I was enthralled by Lagerfeld Confidential, touched by the two Yves Saint Laurent documentaries, and can barely contain my curiosity as to the upcoming R.J. Cutler documentary The September Issue (which chronicles the making of Vogue’s September 2007 issue). That said with all the hype Valentino: The Last Emperor has been getting, I knew to expect a film that would not easily be outshined by any of the other fashion heavyweight’s documentaries.
As I walked into the screening room I mused with anticipation , would there be talks of Valentino’s retirement? What sorts of insights will we get as to Valentino’s lifestyle and work aesthetic? Will the accounts of the master’s demeanor live up to their juicy expectations? The film lived-up to my lofty hopes , and so much more , as it documented the colorful and dramatic final years of Valentino’s unparalleled career while exploring the larger theme of fashion as a business versus an art form.
The flick’s director, Matt Tyrnauer, is Vanity Fair’s editor-at-large and the author of Valentino Garavani: Una Grande Storia Italiana. After interviewing the couture master and his former boyfriend and longtime business partner Giancarlo Giammetti, Tyrnauer approached both men about doing a full-length documentary. The resulting film was shot between June 2005 and July 2007 and over 250 hours of footage were captured. Unlike what the two men , and the public , may have thought however, there was to be no sugar coating. Giancarlo is brutally honest when talking about his partner’s temperament and you get a true feel for Valentino’s passion, devotion, and stubbornness when you see him behind-the-scenes in his work environment.
Valentino has always seemed in complete control of his image — a jet-setting uber-sophisticate with impeccable taste is often what comes to mind when his name is brought-up , and with a title like The Last Emperor we do, of course, get a feel for Valentino’s majestic lifestyle. Ornate mansions, skiing in Gstaad, warm summer days on a yacht, and fabulous parties aside however, the documentary tackles more than just superficial glamour. At the heart of the film is Valentino’s relationship with Giancarlo. The two men love and fight with equal passion, fully aware of how crucial they are to one another. Of particular note was scene in which Valentino accepts France’s Legion of Honor and tearfully thanks his life-long partner. Matteo Marzotto, who at the time was the chairman of the Valentino Fashion Group, remarks afterwards, â€œI don’t think Valentino would have been the same without Giancarlo. Not even half and not even one-third of it.

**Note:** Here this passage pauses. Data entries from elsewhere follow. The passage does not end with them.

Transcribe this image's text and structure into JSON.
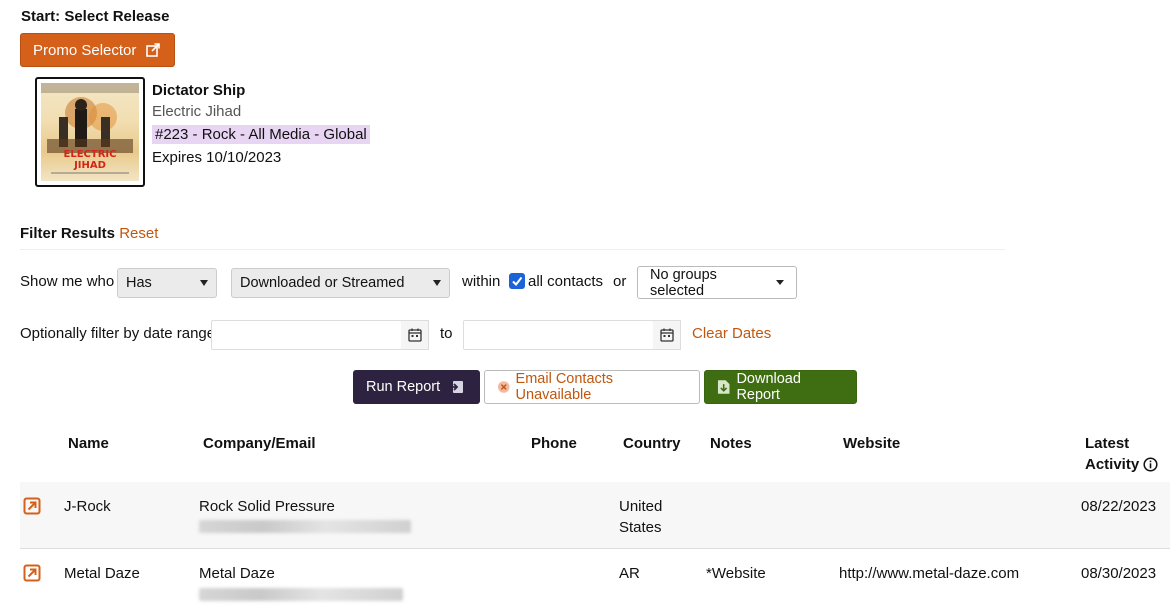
{
  "header": {
    "start_title": "Start: Select Release",
    "promo_label": "Promo Selector"
  },
  "release": {
    "title": "Dictator Ship",
    "artist": "Electric Jihad",
    "tag": "#223 - Rock - All Media - Global",
    "expires": "Expires 10/10/2023",
    "cover_text": "ELECTRIC JIHAD"
  },
  "filter": {
    "title": "Filter Results",
    "reset_label": "Reset",
    "show_me_who": "Show me who",
    "has_value": "Has",
    "action_value": "Downloaded or Streamed",
    "within": "within",
    "all_contacts": "all contacts",
    "or": "or",
    "groups_value": "No groups selected",
    "date_range_label": "Optionally filter by date range",
    "to": "to",
    "clear_dates": "Clear Dates"
  },
  "actions": {
    "run_report": "Run Report",
    "email_contacts": "Email Contacts Unavailable",
    "download_report": "Download Report"
  },
  "table": {
    "columns": [
      "Name",
      "Company/Email",
      "Phone",
      "Country",
      "Notes",
      "Website",
      "Latest",
      "Activity"
    ],
    "rows": [
      {
        "name": "J-Rock",
        "company": "Rock Solid Pressure",
        "country_line1": "United",
        "country_line2": "States",
        "notes": "",
        "website": "",
        "activity": "08/22/2023"
      },
      {
        "name": "Metal Daze",
        "company": "Metal Daze",
        "country_line1": "AR",
        "country_line2": "",
        "notes": "*Website",
        "website": "http://www.metal-daze.com",
        "activity": "08/30/2023"
      }
    ]
  },
  "colors": {
    "accent_orange": "#d4601a",
    "link_orange": "#c0570f",
    "run_button": "#2d2240",
    "download_button": "#3f6d12",
    "tag_background": "#e8d5f3",
    "checkbox": "#1a64d8"
  }
}
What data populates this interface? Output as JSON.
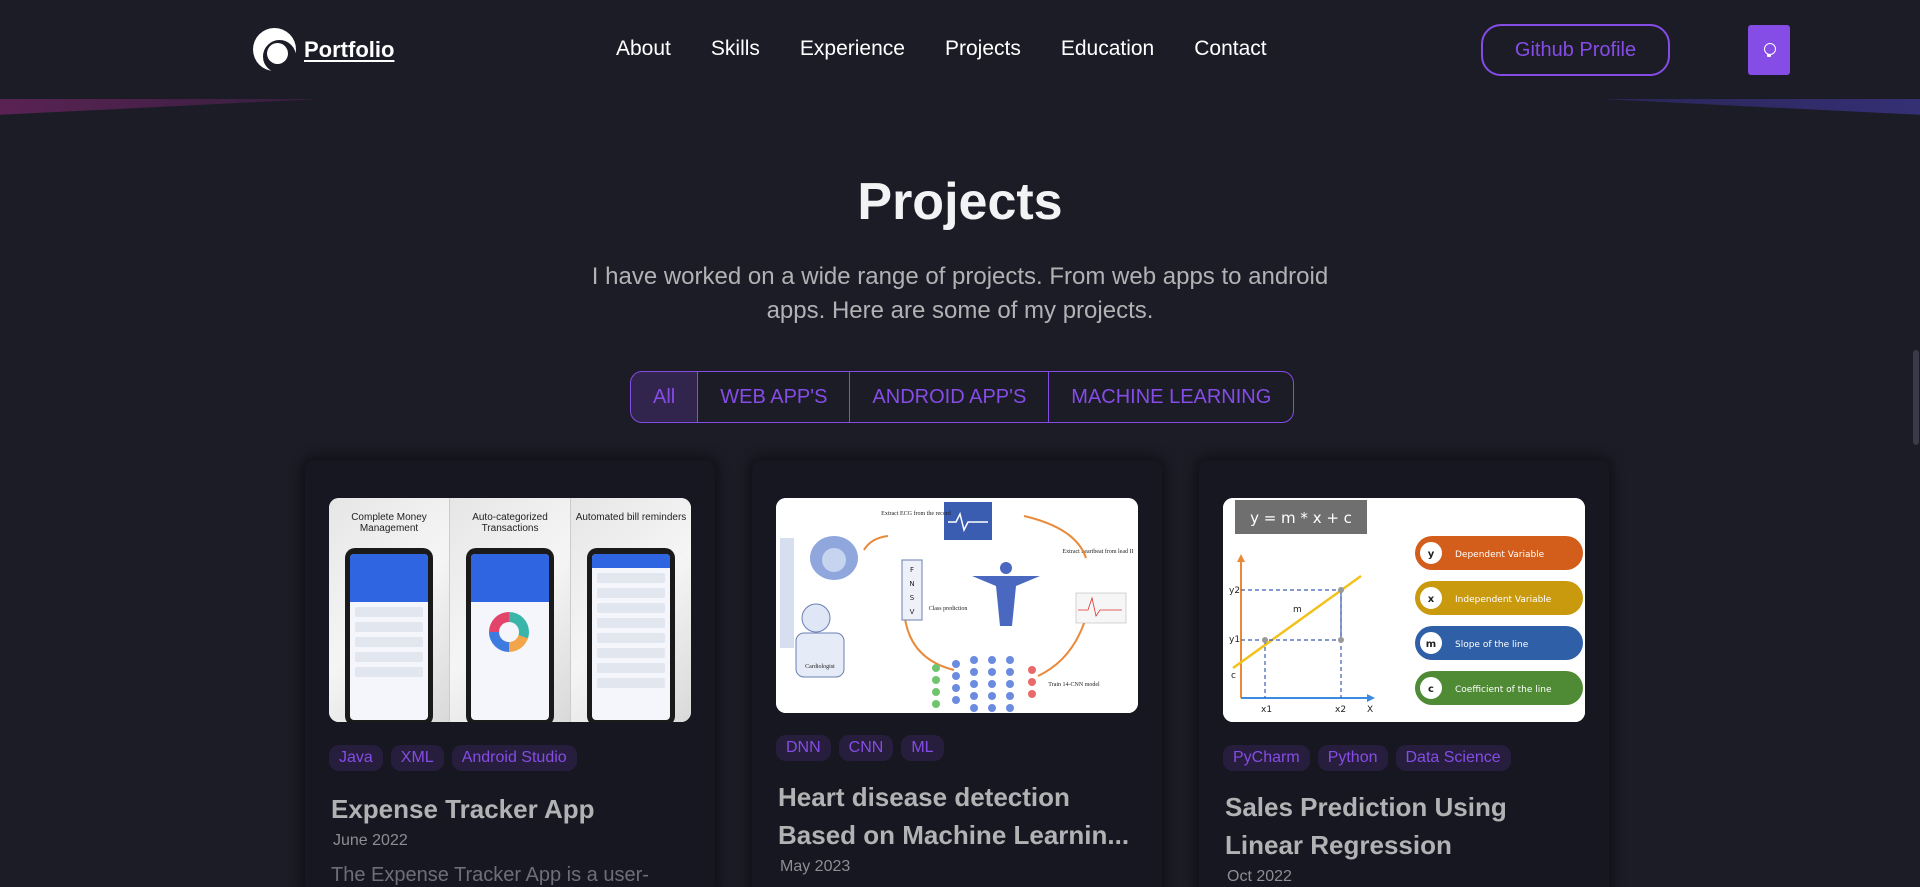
{
  "header": {
    "logo_text": "Portfolio",
    "nav": [
      "About",
      "Skills",
      "Experience",
      "Projects",
      "Education",
      "Contact"
    ],
    "github_button": "Github Profile",
    "theme_icon": "lightbulb-icon"
  },
  "section": {
    "title": "Projects",
    "description": "I have worked on a wide range of projects. From web apps to android apps. Here are some of my projects.",
    "filters": [
      "All",
      "WEB APP'S",
      "ANDROID APP'S",
      "MACHINE LEARNING"
    ],
    "active_filter": "All"
  },
  "colors": {
    "background": "#1c1c27",
    "card": "#171721",
    "accent": "#854ce6",
    "text_primary": "#f2f3f4",
    "text_secondary": "#b1b2b3"
  },
  "projects": [
    {
      "image_captions": [
        "Complete Money Management",
        "Auto-categorized Transactions",
        "Automated bill reminders"
      ],
      "tags": [
        "Java",
        "XML",
        "Android Studio"
      ],
      "title": "Expense Tracker App",
      "date": "June 2022",
      "description": "The Expense Tracker App is a user-"
    },
    {
      "image_labels": [
        "Extract ECG from the record",
        "Extract heartbeat from lead II",
        "Class prediction",
        "Cardiologist",
        "Train 14-CNN model",
        "F",
        "N",
        "S",
        "V"
      ],
      "tags": [
        "DNN",
        "CNN",
        "ML"
      ],
      "title": "Heart disease detection Based on Machine Learnin...",
      "date": "May 2023"
    },
    {
      "image_equation": "y = m * x + c",
      "image_legend": [
        {
          "key": "y",
          "label": "Dependent Variable",
          "color": "#d35d1a"
        },
        {
          "key": "x",
          "label": "Independent Variable",
          "color": "#c99a0e"
        },
        {
          "key": "m",
          "label": "Slope of the line",
          "color": "#2f5fa6"
        },
        {
          "key": "c",
          "label": "Coefficient of the line",
          "color": "#4f8a34"
        }
      ],
      "image_axis_labels": [
        "y2",
        "y1",
        "c",
        "x1",
        "x2",
        "X",
        "m"
      ],
      "tags": [
        "PyCharm",
        "Python",
        "Data Science"
      ],
      "title": "Sales Prediction Using Linear Regression",
      "date": "Oct 2022"
    }
  ]
}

Along the way we witness Valentino jetting around the world via private jetâ€”where four seats are reserved for the designer’s pugs , as Giancarlo and the Valentino team plan a massive $20 million, three-day fashion extravaganza to mark Valentino’s 45-year career, and we catch glimpses of designers (Tom Ford, Giorgio Armani, Karl Lagerfeld, Donatella Versace), models (Elizabeth Hurley, Elle Macpherson), movie stars (Joan Collins, Anne Hathaway), esteemed members of the press (Anna Wintour, Cathy Horyn, Andre Leon Talley, Hamish Bowles, Linda Fargo), and a variety of aristocrats and socialites. All the while in the background looms the threat of Valentino’s retirement and Permira’s complete takeover of his namesake company.
Ultimately I left the film saddened at how the fashion industry has turned from one of passion to one of commerce and at the hardship that must have come with being confronted with the final act of such a fruitful career. Inevitable, but I could not get Giancarlo’s words , â€œyou have to choose between going on until the end of your life or until somebody tells you, â€˜We need somebody else now’ , out of my head. That somebody, of course, turned out to be Alessandra Facchinetti who at the age of 35 took over as Valentino’s womenswear creative director only to be dropped two seasons later for Maria Grazia Chiuri and Pier Paolo Piccioli. The new design duo has only shown one Haute Couture collection thus far and though it was endorsed by Valentino, it only received a lukewarm reception from the press.
Will the Valentino empire succeed without its original master? That is truly something only time can tell.